• @MattS - I'm not a physicist, so this question came from a layman's side. Could a supernova star for example, black hole reach a finite density? – Rook Oct 29 '15 at 10:22
• Take a look at what-if.xkcd.com/140 – Carl Witthoft Oct 29 '15 at 11:40

In the usual model of black hole, with general relativity only and no quantum mechanics, yes. Once the threshold (the center of) a star collapses down to an infinitely dense singularity, there are no longer any repulsing forces to counterbalance auto-gravity.

But if you add quantum mechanics, then such an exact concentrated locality is not physically possible. (Plus also some modern on-going physics envisioning limits to the small scales of space, or different topologies there.) So in practice infinite density is unlikely to exist. But since nobody knows, (at least for the moment) how to marry Quantum Mechanics and General Relativity in black holes, nobody can give you numbers or equations ruling such a maximum value. ;-)

• You mean General Relativity, not Renormalization Group right? =P – Brian Moths Oct 29 '15 at 13:55
• Yep. Acronyms dangerously seems to not be language-dependent while they are :-) (I'm French; words often come in reverse order in English). – Fabrice NEYRET Oct 29 '15 at 14:43

In case you don't want to go up to black holes:

All rest situations results from the balance of contracting and repulsing forces or pseudo-forces. Since repulsing force grows with decreasing distance[1], there is always a shorter radius (and thus higher density) making the balance[2] in each given situation were you increase a bit the contracting force. Repulsing force can be internal mechanical pressure, electrostatic or more complicated repulsion by the electronic layers, etc.

But if... the physics changes under a distance threshold.

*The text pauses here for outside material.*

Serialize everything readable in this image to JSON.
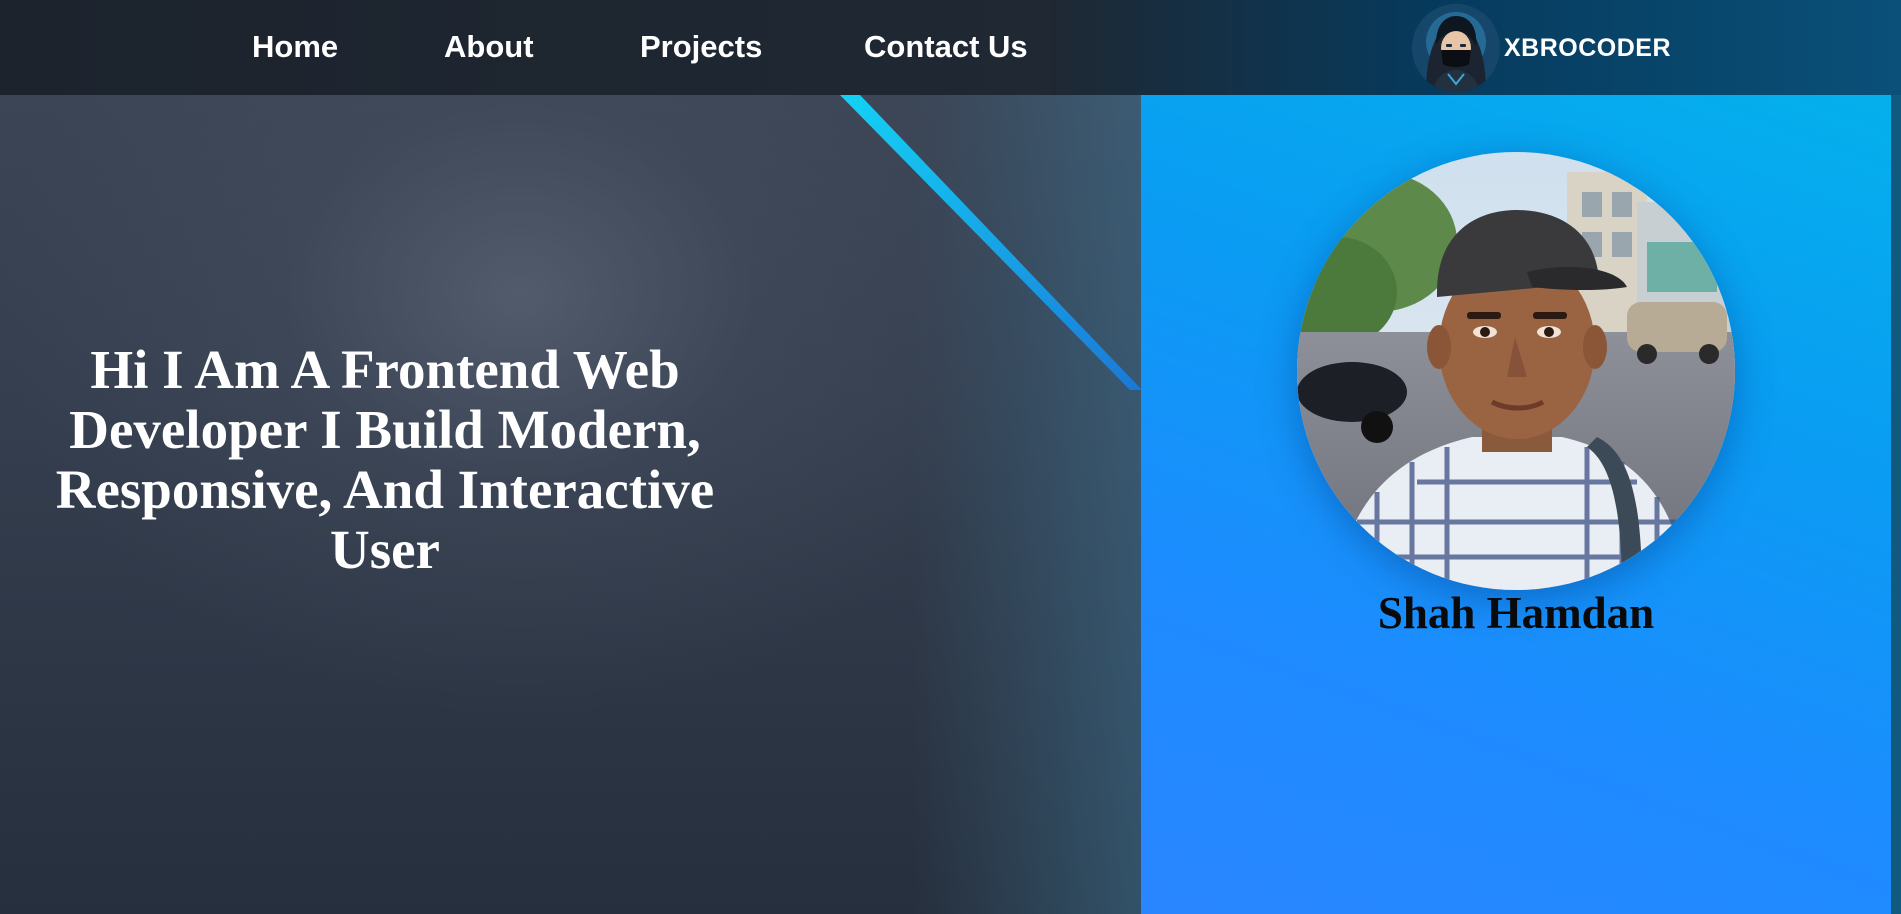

For mechanical pressure there is no such threshold (molecules can come in close contact, then electrostatic or electronic force come to settle the limit). Then under larger pressure the molecular or cristal configuration can change to a more compact state with higher energy to resist (indeed inside Earth the cristal configuration change many time with depth, causing density steps). Then once minimally packed, passed a threshold of distances electron orbitals can no longer exists and collapse to the nucleus (-> neutron star), causing a sudden stop of the repulsing force, then replaced by another one caused by something else at a smaller scale. So, there is a cascade of limits, which each of them can theoretically break if you really insist. But this correspond to higher and higher huge energy. So depending on your problem, e.g., only things that can occurs on Earth, this settles a practical range to which part of the cascade above is out of reach or not. E.g. your question could be "what is the maximum density we can produce on Earth in stationary conditions (i.e. not during a picosecond of collision in some particle accelerator)".

[1]: ok, apart for quarks ;-)

[2]: assuming instability have not explode the system apart, like in a supernova.